Source data
______

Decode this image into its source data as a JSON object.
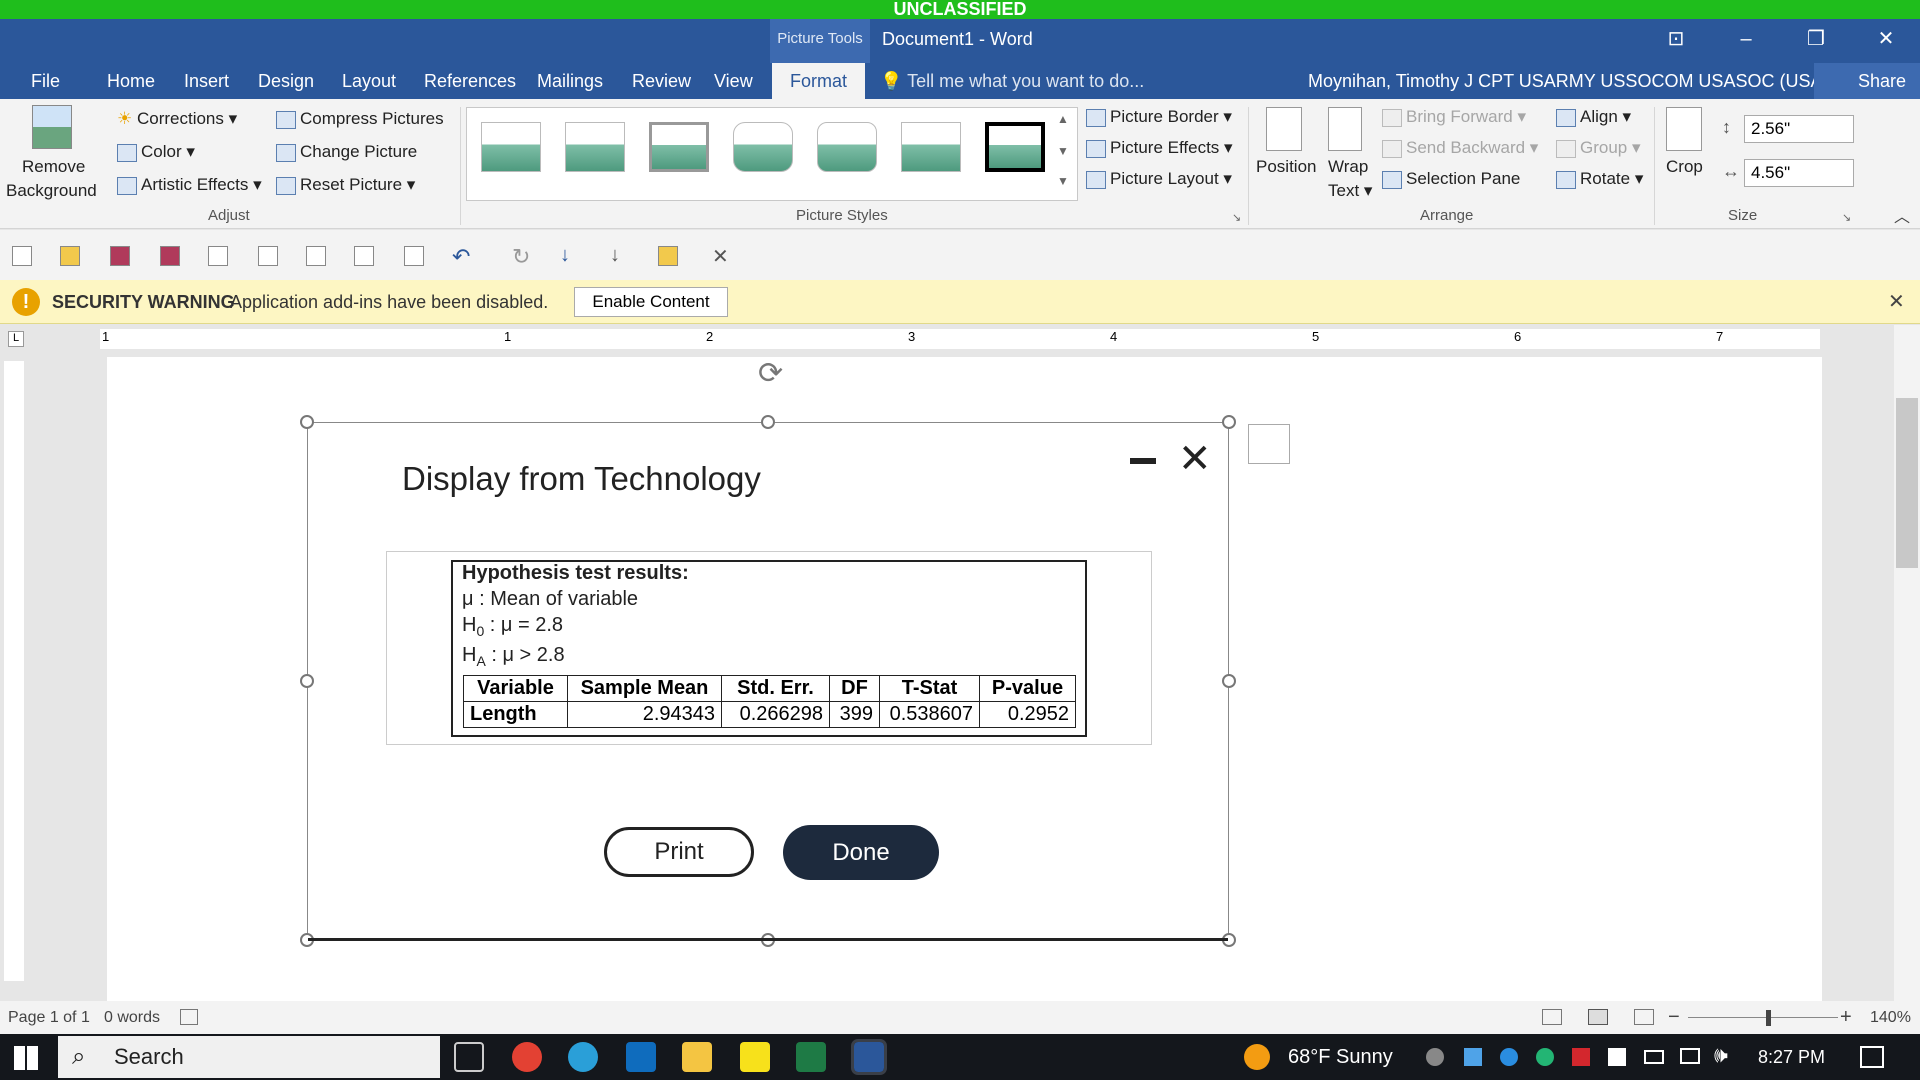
{
  "banner": "UNCLASSIFIED",
  "titlebar": {
    "context_tab": "Picture Tools",
    "doc_title": "Document1 - Word",
    "tell_me": "Tell me what you want to do...",
    "user": "Moynihan, Timothy J CPT USARMY USSOCOM USASOC (USA)",
    "share": "Share"
  },
  "menu": [
    "File",
    "Home",
    "Insert",
    "Design",
    "Layout",
    "References",
    "Mailings",
    "Review",
    "View",
    "Format"
  ],
  "ribbon": {
    "remove_background": [
      "Remove",
      "Background"
    ],
    "corrections": "Corrections",
    "color": "Color",
    "artistic_effects": "Artistic Effects",
    "compress": "Compress Pictures",
    "change": "Change Picture",
    "reset": "Reset Picture",
    "adjust_group": "Adjust",
    "styles_group": "Picture Styles",
    "border": "Picture Border",
    "effects": "Picture Effects",
    "layout": "Picture Layout",
    "position": "Position",
    "wrap": [
      "Wrap",
      "Text"
    ],
    "bring_forward": "Bring Forward",
    "send_backward": "Send Backward",
    "selection_pane": "Selection Pane",
    "align": "Align",
    "group": "Group",
    "rotate": "Rotate",
    "arrange_group": "Arrange",
    "crop": "Crop",
    "height": "2.56\"",
    "width": "4.56\"",
    "size_group": "Size"
  },
  "security": {
    "title": "SECURITY WARNING",
    "message": "Application add-ins have been disabled.",
    "button": "Enable Content"
  },
  "ruler_numbers": [
    "1",
    "1",
    "2",
    "3",
    "4",
    "5",
    "6",
    "7"
  ],
  "dialog": {
    "title": "Display from Technology",
    "heading": "Hypothesis test results:",
    "mu_line": "μ : Mean of variable",
    "h0_prefix": "H",
    "h0_sub": "0",
    "h0_text": " : μ = 2.8",
    "ha_prefix": "H",
    "ha_sub": "A",
    "ha_text": " : μ > 2.8",
    "columns": [
      "Variable",
      "Sample Mean",
      "Std. Err.",
      "DF",
      "T-Stat",
      "P-value"
    ],
    "row": [
      "Length",
      "2.94343",
      "0.266298",
      "399",
      "0.538607",
      "0.2952"
    ],
    "print": "Print",
    "done": "Done"
  },
  "status": {
    "page": "Page 1 of 1",
    "words": "0 words",
    "zoom": "140%"
  },
  "taskbar": {
    "search": "Search",
    "weather": "68°F  Sunny",
    "time": "8:27 PM"
  }
}
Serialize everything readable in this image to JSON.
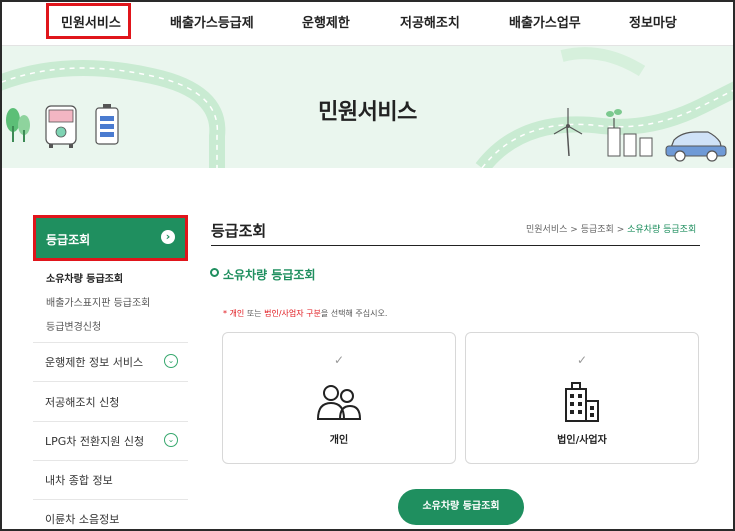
{
  "nav": {
    "items": [
      "민원서비스",
      "배출가스등급제",
      "운행제한",
      "저공해조치",
      "배출가스업무",
      "정보마당"
    ]
  },
  "banner": {
    "title": "민원서비스"
  },
  "sidebar": {
    "active": "등급조회",
    "sub_items": [
      "소유차량 등급조회",
      "배출가스표지판 등급조회",
      "등급변경신청"
    ],
    "rows": [
      "운행제한 정보 서비스",
      "저공해조치 신청",
      "LPG차 전환지원 신청",
      "내차 종합 정보",
      "이륜차 소음정보"
    ]
  },
  "main": {
    "title": "등급조회",
    "breadcrumb": [
      "민원서비스",
      ">",
      "등급조회",
      ">",
      "소유차량 등급조회"
    ],
    "section": "소유차량 등급조회",
    "notice": {
      "star": "*",
      "opt1": "개인",
      "mid": " 또는 ",
      "opt2": "법인/사업자 구분",
      "tail": "을 선택해 주십시오."
    },
    "cards": [
      {
        "label": "개인",
        "icon": "people-icon"
      },
      {
        "label": "법인/사업자",
        "icon": "building-icon"
      }
    ],
    "button": "소유차량 등급조회"
  },
  "colors": {
    "accent": "#1f8f5f",
    "highlight": "#e0151b",
    "banner_bg": "#eaf6ee"
  }
}
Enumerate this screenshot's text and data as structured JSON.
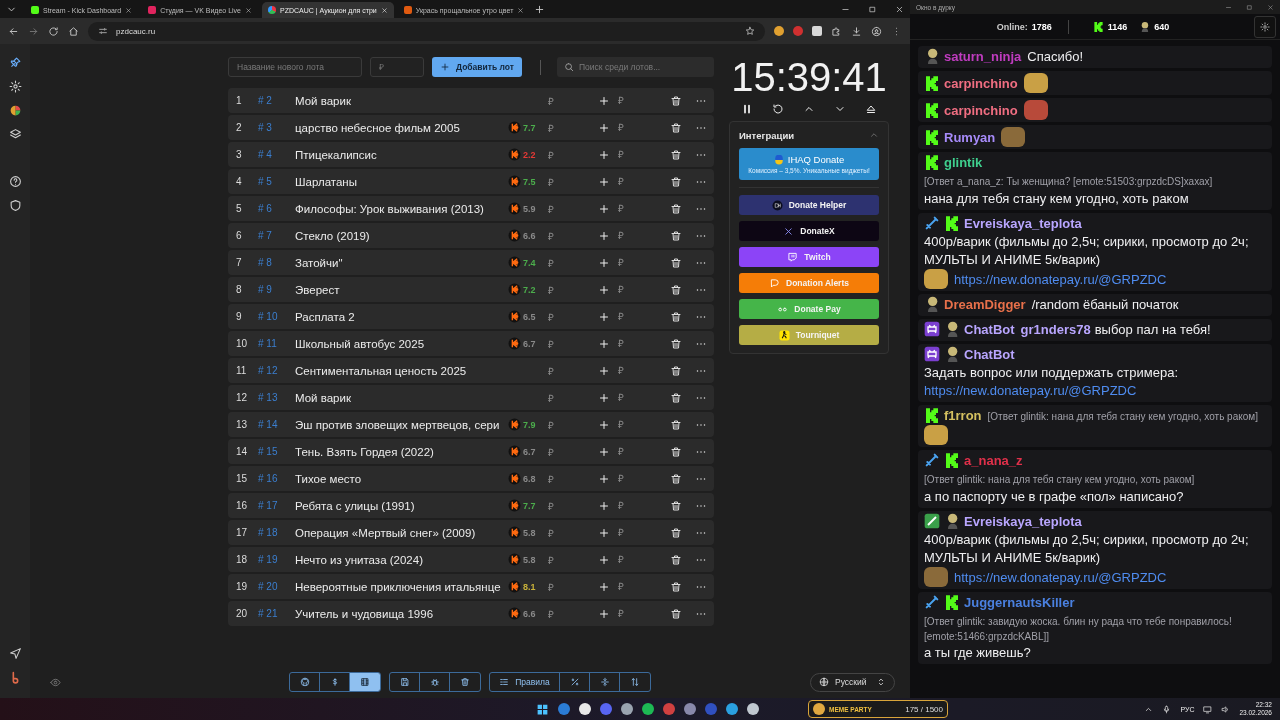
{
  "browser": {
    "tabs": [
      {
        "title": "Stream - Kick Dashboard",
        "selected": false
      },
      {
        "title": "Студия — VK Видео Live",
        "selected": false
      },
      {
        "title": "PZDCAUC | Аукцион для стри",
        "selected": true
      },
      {
        "title": "Укрась прощальное утро цвет",
        "selected": false
      }
    ],
    "address": "pzdcauc.ru"
  },
  "lot_form": {
    "name_placeholder": "Название нового лота",
    "amount_placeholder": "₽",
    "add_button": "Добавить лот",
    "search_placeholder": "Поиск среди лотов..."
  },
  "lots": [
    {
      "index": "1",
      "id": "# 2",
      "name": "Мой варик",
      "amount": "₽",
      "bid_placeholder": "₽"
    },
    {
      "index": "2",
      "id": "# 3",
      "name": "царство небесное фильм 2005",
      "rating": "7.7",
      "color": "#4cae4c",
      "amount": "₽",
      "bid_placeholder": "₽"
    },
    {
      "index": "3",
      "id": "# 4",
      "name": "Птицекалипсис",
      "rating": "2.2",
      "color": "#e53935",
      "amount": "₽",
      "bid_placeholder": "₽"
    },
    {
      "index": "4",
      "id": "# 5",
      "name": "Шарлатаны",
      "rating": "7.5",
      "color": "#4cae4c",
      "amount": "₽",
      "bid_placeholder": "₽"
    },
    {
      "index": "5",
      "id": "# 6",
      "name": "Философы: Урок выживания (2013)",
      "rating": "5.9",
      "color": "#8a8a8a",
      "amount": "₽",
      "bid_placeholder": "₽"
    },
    {
      "index": "6",
      "id": "# 7",
      "name": "Стекло (2019)",
      "rating": "6.6",
      "color": "#8a8a8a",
      "amount": "₽",
      "bid_placeholder": "₽"
    },
    {
      "index": "7",
      "id": "# 8",
      "name": "Затойчи\"",
      "rating": "7.4",
      "color": "#4cae4c",
      "amount": "₽",
      "bid_placeholder": "₽"
    },
    {
      "index": "8",
      "id": "# 9",
      "name": "Эверест",
      "rating": "7.2",
      "color": "#4cae4c",
      "amount": "₽",
      "bid_placeholder": "₽"
    },
    {
      "index": "9",
      "id": "# 10",
      "name": "Расплата 2",
      "rating": "6.5",
      "color": "#8a8a8a",
      "amount": "₽",
      "bid_placeholder": "₽"
    },
    {
      "index": "10",
      "id": "# 11",
      "name": "Школьный автобус 2025",
      "rating": "6.7",
      "color": "#8a8a8a",
      "amount": "₽",
      "bid_placeholder": "₽"
    },
    {
      "index": "11",
      "id": "# 12",
      "name": "Сентиментальная ценость 2025",
      "amount": "₽",
      "bid_placeholder": "₽"
    },
    {
      "index": "12",
      "id": "# 13",
      "name": "Мой варик",
      "amount": "₽",
      "bid_placeholder": "₽"
    },
    {
      "index": "13",
      "id": "# 14",
      "name": "Эш против зловещих мертвецов, сери",
      "rating": "7.9",
      "color": "#4cae4c",
      "amount": "₽",
      "bid_placeholder": "₽"
    },
    {
      "index": "14",
      "id": "# 15",
      "name": "Тень. Взять Гордея (2022)",
      "rating": "6.7",
      "color": "#8a8a8a",
      "amount": "₽",
      "bid_placeholder": "₽"
    },
    {
      "index": "15",
      "id": "# 16",
      "name": "Тихое место",
      "rating": "6.8",
      "color": "#8a8a8a",
      "amount": "₽",
      "bid_placeholder": "₽"
    },
    {
      "index": "16",
      "id": "# 17",
      "name": "Ребята с улицы (1991)",
      "rating": "7.7",
      "color": "#4cae4c",
      "amount": "₽",
      "bid_placeholder": "₽"
    },
    {
      "index": "17",
      "id": "# 18",
      "name": "Операция «Мертвый снег» (2009)",
      "rating": "5.8",
      "color": "#8a8a8a",
      "amount": "₽",
      "bid_placeholder": "₽"
    },
    {
      "index": "18",
      "id": "# 19",
      "name": "Нечто из унитаза (2024)",
      "rating": "5.8",
      "color": "#8a8a8a",
      "amount": "₽",
      "bid_placeholder": "₽"
    },
    {
      "index": "19",
      "id": "# 20",
      "name": "Невероятные приключения итальянце",
      "rating": "8.1",
      "color": "#c9b23a",
      "amount": "₽",
      "bid_placeholder": "₽"
    },
    {
      "index": "20",
      "id": "# 21",
      "name": "Учитель и чудовища 1996",
      "rating": "6.6",
      "color": "#8a8a8a",
      "amount": "₽",
      "bid_placeholder": "₽"
    }
  ],
  "timer": {
    "time": "15:39:41"
  },
  "integrations": {
    "title": "Интеграции",
    "expanded": true,
    "featured": {
      "name": "IHAQ Donate",
      "note": "Комиссия – 3,5%. Уникальные виджеты!"
    },
    "services": [
      {
        "name": "Donate Helper",
        "kind": "helper",
        "color": "#2d3270"
      },
      {
        "name": "DonateX",
        "kind": "x",
        "color": "#0d0614"
      },
      {
        "name": "Twitch",
        "kind": "twitch",
        "color": "#8c44f7"
      },
      {
        "name": "Donation Alerts",
        "kind": "alerts",
        "color": "#f57d07"
      },
      {
        "name": "Donate Pay",
        "kind": "pay",
        "color": "#45b549"
      },
      {
        "name": "Tourniquet",
        "kind": "tourniquet",
        "color": "#b5ad45"
      }
    ]
  },
  "toolbar": {
    "groups": [
      [
        {
          "kind": "github",
          "selected": false
        },
        {
          "kind": "dollar",
          "selected": false
        },
        {
          "kind": "film",
          "selected": true
        }
      ],
      [
        {
          "kind": "save",
          "selected": false
        },
        {
          "kind": "bug",
          "selected": false
        },
        {
          "kind": "trash",
          "selected": false
        }
      ],
      [
        {
          "kind": "rules",
          "label": "Правила",
          "selected": false
        },
        {
          "kind": "percent",
          "selected": false
        },
        {
          "kind": "split",
          "selected": false
        },
        {
          "kind": "sort",
          "selected": false
        }
      ]
    ]
  },
  "language": "Русский",
  "chat": {
    "window_title": "Окно в дурку",
    "online_label": "Online:",
    "online": "1786",
    "kick_viewers": "1146",
    "other_viewers": "640",
    "messages": [
      {
        "badges": [
          {
            "kind": "avatar"
          }
        ],
        "user": "saturn_ninja",
        "color": "#c03cc0",
        "text": "Спасибо!"
      },
      {
        "badges": [
          {
            "kind": "kick"
          }
        ],
        "user": "carpinchino",
        "color": "#f06e82",
        "emote": true
      },
      {
        "badges": [
          {
            "kind": "kick"
          }
        ],
        "user": "carpinchino",
        "color": "#f06e82",
        "emote": true
      },
      {
        "badges": [
          {
            "kind": "kick"
          }
        ],
        "user": "Rumyan",
        "color": "#a78bfa",
        "emote": true
      },
      {
        "badges": [
          {
            "kind": "kick"
          }
        ],
        "user": "glintik",
        "color": "#3fcf8e",
        "reply": "[Ответ a_nana_z: Ты женщина? [emote:51503:grpzdcDS]хахах]",
        "text": "нана для тебя стану кем угодно, хоть раком"
      },
      {
        "badges": [
          {
            "kind": "sword"
          },
          {
            "kind": "kick"
          }
        ],
        "user": "Evreiskaya_teplota",
        "color": "#b9a6ff",
        "text": "400р/варик (фильмы до 2,5ч; сирики, просмотр до 2ч; МУЛЬТЫ И АНИМЕ 5к/варик)",
        "emote": true,
        "link": "https://new.donatepay.ru/@GRPZDC"
      },
      {
        "badges": [
          {
            "kind": "avatar"
          }
        ],
        "user": "DreamDigger",
        "color": "#e8704a",
        "text": "/random ёбаный початок"
      },
      {
        "badges": [
          {
            "kind": "bot"
          },
          {
            "kind": "avatar"
          }
        ],
        "user": "ChatBot",
        "color": "#b9a6ff",
        "mention": "gr1nders78",
        "text": "выбор пал на тебя!"
      },
      {
        "badges": [
          {
            "kind": "bot"
          },
          {
            "kind": "avatar"
          }
        ],
        "user": "ChatBot",
        "color": "#b9a6ff",
        "text": "Задать вопрос или поддержать стримера:",
        "link": "https://new.donatepay.ru/@GRPZDC"
      },
      {
        "badges": [
          {
            "kind": "kick"
          }
        ],
        "user": "f1rron",
        "color": "#d4c060",
        "reply": "[Ответ glintik: нана для тебя стану кем угодно, хоть раком]",
        "emote": true
      },
      {
        "badges": [
          {
            "kind": "sword"
          },
          {
            "kind": "kick"
          }
        ],
        "user": "a_nana_z",
        "color": "#e0304a",
        "reply": "[Ответ glintik: нана для тебя стану кем угодно, хоть раком]",
        "text": "а по паспорту че в графе «пол» написано?"
      },
      {
        "badges": [
          {
            "kind": "check"
          },
          {
            "kind": "avatar"
          }
        ],
        "user": "Evreiskaya_teplota",
        "color": "#b9a6ff",
        "text": "400р/варик (фильмы до 2,5ч; сирики, просмотр до 2ч; МУЛЬТЫ И АНИМЕ 5к/варик)",
        "emote": true,
        "link": "https://new.donatepay.ru/@GRPZDC"
      },
      {
        "badges": [
          {
            "kind": "sword"
          },
          {
            "kind": "kick"
          }
        ],
        "user": "JuggernautsKiller",
        "color": "#4a80e0",
        "reply": "[Ответ glintik: завидую жоска. блин ну рада что тебе понравилось![emote:51466:grpzdcKABL]]",
        "text": "а ты где живешь?"
      }
    ]
  },
  "taskbar": {
    "widget_title": "MEME PARTY",
    "widget_count": "175 / 1500",
    "input_language": "РУС",
    "time": "22:32",
    "date": "23.02.2026"
  }
}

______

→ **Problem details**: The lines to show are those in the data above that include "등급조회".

→ **The completed task**:
    "active": "등급조회",
      "소유차량 등급조회",
      "배출가스표지판 등급조회",
    "title": "등급조회",
      "등급조회",
      "소유차량 등급조회"
    "section": "소유차량 등급조회",
    "button": "소유차량 등급조회"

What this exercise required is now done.